« Reply #2 on: May 08, 2006, 07:54:10 AM »

I don't have the book in front of me but, it seems that I recall something about the solenoid having two coils, the first one pulls it a little bit and a set of contacts inside the solenoid closes and operates the main coil. It's purpose was to limit the arc at the switch. It could that that part isn't working properly. Those old solenoids could be dissasembled and repaired. That's from memory and from my 1955 4104 manual, may not be current information.
Len Silva
Logged


Hand Made Gifts

Ignorance is only bliss to the ignorant.
Len Silva
Hero Member
*****
Offline Offline

Posts: 4086


Angle Parked in a Parallel Universe


WWW

Ignore
« Reply #3 on: May 08, 2006, 01:11:57 PM »
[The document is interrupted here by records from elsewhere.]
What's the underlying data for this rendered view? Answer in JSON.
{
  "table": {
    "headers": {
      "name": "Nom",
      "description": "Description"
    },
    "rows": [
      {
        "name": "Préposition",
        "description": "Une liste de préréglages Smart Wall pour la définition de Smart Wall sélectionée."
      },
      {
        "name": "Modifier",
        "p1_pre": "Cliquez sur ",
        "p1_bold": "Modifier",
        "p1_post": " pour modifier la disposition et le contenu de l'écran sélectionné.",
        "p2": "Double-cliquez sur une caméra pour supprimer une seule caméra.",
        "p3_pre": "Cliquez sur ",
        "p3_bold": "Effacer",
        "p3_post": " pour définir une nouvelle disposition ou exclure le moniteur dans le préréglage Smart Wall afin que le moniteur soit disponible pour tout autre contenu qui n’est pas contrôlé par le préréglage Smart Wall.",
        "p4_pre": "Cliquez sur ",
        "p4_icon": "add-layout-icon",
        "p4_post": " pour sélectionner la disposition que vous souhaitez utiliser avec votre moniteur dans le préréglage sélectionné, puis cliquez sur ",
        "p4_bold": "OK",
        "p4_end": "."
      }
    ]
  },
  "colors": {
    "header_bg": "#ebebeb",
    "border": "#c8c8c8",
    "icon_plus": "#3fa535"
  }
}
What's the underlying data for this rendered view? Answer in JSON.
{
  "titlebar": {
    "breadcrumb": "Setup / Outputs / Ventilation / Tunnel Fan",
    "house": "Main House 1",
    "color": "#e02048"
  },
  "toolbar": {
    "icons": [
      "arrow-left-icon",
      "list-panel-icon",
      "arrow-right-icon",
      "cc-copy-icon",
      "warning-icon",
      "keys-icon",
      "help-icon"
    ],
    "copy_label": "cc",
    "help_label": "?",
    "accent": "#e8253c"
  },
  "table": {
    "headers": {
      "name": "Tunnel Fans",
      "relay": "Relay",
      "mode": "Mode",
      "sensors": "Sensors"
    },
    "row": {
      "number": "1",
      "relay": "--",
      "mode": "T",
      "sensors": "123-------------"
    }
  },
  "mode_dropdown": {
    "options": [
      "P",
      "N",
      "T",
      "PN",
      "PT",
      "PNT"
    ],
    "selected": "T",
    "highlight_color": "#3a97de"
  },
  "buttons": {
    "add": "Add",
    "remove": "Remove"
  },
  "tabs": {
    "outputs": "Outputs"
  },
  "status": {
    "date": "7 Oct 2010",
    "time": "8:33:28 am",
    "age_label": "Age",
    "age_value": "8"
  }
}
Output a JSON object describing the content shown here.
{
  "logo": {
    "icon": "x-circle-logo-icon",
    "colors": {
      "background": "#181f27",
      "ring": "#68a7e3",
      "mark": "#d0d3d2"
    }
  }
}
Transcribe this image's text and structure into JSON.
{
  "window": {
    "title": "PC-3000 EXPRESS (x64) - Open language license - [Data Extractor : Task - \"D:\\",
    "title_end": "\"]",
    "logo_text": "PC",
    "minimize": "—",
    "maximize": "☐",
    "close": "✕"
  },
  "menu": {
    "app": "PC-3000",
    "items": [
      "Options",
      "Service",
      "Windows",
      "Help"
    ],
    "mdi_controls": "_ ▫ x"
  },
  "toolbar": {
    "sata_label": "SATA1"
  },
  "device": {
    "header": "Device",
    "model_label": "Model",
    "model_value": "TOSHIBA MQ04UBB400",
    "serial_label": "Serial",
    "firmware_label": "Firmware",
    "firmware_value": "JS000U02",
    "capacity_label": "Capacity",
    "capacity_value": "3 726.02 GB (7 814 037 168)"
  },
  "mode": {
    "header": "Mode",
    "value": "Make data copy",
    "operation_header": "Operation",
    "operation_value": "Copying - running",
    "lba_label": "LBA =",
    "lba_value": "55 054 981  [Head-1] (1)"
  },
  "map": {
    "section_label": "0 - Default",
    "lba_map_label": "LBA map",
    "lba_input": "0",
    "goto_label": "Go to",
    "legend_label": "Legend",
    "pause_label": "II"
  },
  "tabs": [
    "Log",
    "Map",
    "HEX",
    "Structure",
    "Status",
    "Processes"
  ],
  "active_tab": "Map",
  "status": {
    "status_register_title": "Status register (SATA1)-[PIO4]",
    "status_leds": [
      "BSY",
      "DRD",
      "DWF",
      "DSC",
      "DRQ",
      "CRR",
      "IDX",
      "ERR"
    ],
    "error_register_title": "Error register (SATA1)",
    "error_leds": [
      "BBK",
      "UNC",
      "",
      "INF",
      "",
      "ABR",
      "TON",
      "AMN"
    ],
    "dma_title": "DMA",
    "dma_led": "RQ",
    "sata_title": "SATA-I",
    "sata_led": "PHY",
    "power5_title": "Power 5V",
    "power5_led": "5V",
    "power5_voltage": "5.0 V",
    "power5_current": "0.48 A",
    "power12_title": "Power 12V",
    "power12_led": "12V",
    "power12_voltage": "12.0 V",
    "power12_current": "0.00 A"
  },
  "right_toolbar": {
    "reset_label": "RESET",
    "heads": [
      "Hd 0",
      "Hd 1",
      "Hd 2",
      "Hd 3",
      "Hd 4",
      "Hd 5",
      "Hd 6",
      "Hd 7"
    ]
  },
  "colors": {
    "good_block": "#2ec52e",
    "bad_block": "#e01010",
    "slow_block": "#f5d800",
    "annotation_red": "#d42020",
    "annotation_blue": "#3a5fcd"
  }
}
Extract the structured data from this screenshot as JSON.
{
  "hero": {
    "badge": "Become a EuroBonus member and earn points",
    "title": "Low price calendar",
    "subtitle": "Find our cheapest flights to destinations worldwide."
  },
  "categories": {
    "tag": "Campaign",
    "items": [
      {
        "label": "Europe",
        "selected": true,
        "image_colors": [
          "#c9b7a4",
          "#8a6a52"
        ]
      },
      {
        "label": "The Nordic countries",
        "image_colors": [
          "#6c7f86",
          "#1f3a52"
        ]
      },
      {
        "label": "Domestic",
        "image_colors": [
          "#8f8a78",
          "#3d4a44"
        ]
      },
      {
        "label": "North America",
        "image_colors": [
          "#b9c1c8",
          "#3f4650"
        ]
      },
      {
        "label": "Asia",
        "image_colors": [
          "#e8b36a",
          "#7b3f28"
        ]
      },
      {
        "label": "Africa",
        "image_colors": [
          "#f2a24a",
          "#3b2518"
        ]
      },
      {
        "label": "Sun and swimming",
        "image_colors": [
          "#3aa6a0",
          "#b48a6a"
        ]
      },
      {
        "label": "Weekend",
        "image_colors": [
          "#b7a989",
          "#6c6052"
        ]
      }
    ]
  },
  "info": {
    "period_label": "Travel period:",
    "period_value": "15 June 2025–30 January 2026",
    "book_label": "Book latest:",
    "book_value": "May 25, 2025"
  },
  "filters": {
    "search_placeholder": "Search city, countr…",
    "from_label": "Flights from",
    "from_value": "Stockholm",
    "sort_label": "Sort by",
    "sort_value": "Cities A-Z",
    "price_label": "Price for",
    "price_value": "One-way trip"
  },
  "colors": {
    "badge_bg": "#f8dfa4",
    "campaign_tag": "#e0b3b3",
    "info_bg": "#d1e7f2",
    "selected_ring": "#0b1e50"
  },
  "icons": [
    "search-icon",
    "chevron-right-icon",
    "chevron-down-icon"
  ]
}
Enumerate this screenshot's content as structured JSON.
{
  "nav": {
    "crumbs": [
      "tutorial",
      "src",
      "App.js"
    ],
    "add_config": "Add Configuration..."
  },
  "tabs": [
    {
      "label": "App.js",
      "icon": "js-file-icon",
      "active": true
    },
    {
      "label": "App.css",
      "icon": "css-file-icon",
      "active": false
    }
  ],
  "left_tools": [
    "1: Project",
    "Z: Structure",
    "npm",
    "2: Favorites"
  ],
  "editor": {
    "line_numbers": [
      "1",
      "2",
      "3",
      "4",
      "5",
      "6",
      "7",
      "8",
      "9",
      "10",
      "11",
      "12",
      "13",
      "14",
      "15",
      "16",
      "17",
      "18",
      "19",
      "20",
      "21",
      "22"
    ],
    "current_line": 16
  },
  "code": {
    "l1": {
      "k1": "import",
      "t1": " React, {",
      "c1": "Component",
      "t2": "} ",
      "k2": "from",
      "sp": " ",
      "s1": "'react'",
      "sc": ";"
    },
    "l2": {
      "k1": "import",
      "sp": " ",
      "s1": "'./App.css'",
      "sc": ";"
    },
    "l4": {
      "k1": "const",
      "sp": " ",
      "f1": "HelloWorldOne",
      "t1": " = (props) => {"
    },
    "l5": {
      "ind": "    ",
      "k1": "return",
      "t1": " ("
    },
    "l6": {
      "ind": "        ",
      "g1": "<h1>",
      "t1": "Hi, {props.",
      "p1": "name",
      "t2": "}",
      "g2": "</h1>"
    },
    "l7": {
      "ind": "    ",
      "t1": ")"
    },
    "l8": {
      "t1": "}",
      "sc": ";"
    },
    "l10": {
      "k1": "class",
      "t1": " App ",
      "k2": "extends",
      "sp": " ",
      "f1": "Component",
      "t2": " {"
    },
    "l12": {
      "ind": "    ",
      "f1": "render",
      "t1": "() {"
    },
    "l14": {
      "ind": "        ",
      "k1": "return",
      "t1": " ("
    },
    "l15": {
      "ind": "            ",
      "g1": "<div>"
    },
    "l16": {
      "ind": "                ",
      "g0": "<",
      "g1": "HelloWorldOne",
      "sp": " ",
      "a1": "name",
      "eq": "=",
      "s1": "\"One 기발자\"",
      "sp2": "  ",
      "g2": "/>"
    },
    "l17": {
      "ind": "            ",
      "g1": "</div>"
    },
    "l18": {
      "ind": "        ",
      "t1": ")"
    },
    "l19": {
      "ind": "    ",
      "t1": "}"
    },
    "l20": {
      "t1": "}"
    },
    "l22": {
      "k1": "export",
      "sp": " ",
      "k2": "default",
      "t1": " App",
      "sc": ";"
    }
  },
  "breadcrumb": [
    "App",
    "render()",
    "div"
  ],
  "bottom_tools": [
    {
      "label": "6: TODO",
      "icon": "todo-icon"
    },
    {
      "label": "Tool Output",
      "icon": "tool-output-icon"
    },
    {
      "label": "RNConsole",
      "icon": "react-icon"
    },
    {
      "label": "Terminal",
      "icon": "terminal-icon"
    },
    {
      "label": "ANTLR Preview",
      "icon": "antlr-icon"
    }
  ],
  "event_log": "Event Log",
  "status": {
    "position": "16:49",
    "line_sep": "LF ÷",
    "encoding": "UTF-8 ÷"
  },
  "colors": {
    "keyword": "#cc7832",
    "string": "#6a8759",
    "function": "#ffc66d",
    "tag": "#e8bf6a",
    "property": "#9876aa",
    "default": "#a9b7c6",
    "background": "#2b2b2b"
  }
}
I went and dug up Da Book and I was almost right.
The solenoid does have two coils, one called the pulling coil and the second called the holding coil. I think these are wound together, so you would not actually see two coils but two circuits.

When the solenoid is operated, both coils are in operation. When it hits the end of it's travel, a set of contacts disconnects the pulling coil. If this contact is open, then only the holding coil would be in operation when you apply power to the solenoid.

I think you can pull the back off it and check these contacts. Probably a simple fix.

Len Silva
Logged


Hand Made Gifts

Ignorance is only bliss to the ignorant.
Casper4104
Jr. Member
**
Offline Offline

Posts: 80



WWW

Ignore
« Reply #4 on: May 08, 2006, 01:40:02 PM »

Good news.  I talked with the mech and described my symptoms and test results, and he agrees that my brand new solenoid is probably fried.  Hes getting in contact with his parts vendor about a replacement.

Well see how it goes.  Elec parts are usually warranted until you get them out of the box.

Thanks for the tips,

Casper4104
Logged

If a half a hen lays a half an egg in a half a day - how long would it take a monkey with a wooden leg to kick the seeds out of a dill pickle?
Casper4104
Jr. Member
**
Offline Offline

Posts: 80



WWW

Ignore
« Reply #5 on: May 12, 2006, 04:25:00 AM »

Good news  Smiley the shop is going to replace my bad solenoid under warranty.

Thanks for all the help with this.

Casper
Logged

If a half a hen lays a half an egg in a half a day - how long would it take a monkey with a wooden leg to kick the seeds out of a dill pickle?
FloridaCliff
Hero Member
*****
Offline Offline

Posts: 2458


"The Mighty GMC"




Ignore
« Reply #6 on: May 12, 2006, 05:02:38 AM »

Casper,

Thanks for the update.

As you know, so many times we never hear the end of the story. Sad

Cliff
Logged

1975 GMC  P8M4905A-1160    North Central Florida

"There are basically two types of people. People who accomplish things, and people who claim to have accomplished things. The first group is less crowded."
Mark Twain
Pages: [1]   Go Up
  Print  
 
Jump to:  

Powered by MySQL Powered by PHP Powered by SMF 1.1.18 | SMF © 2013, Simple Machines Valid XHTML 1.0! Valid CSS!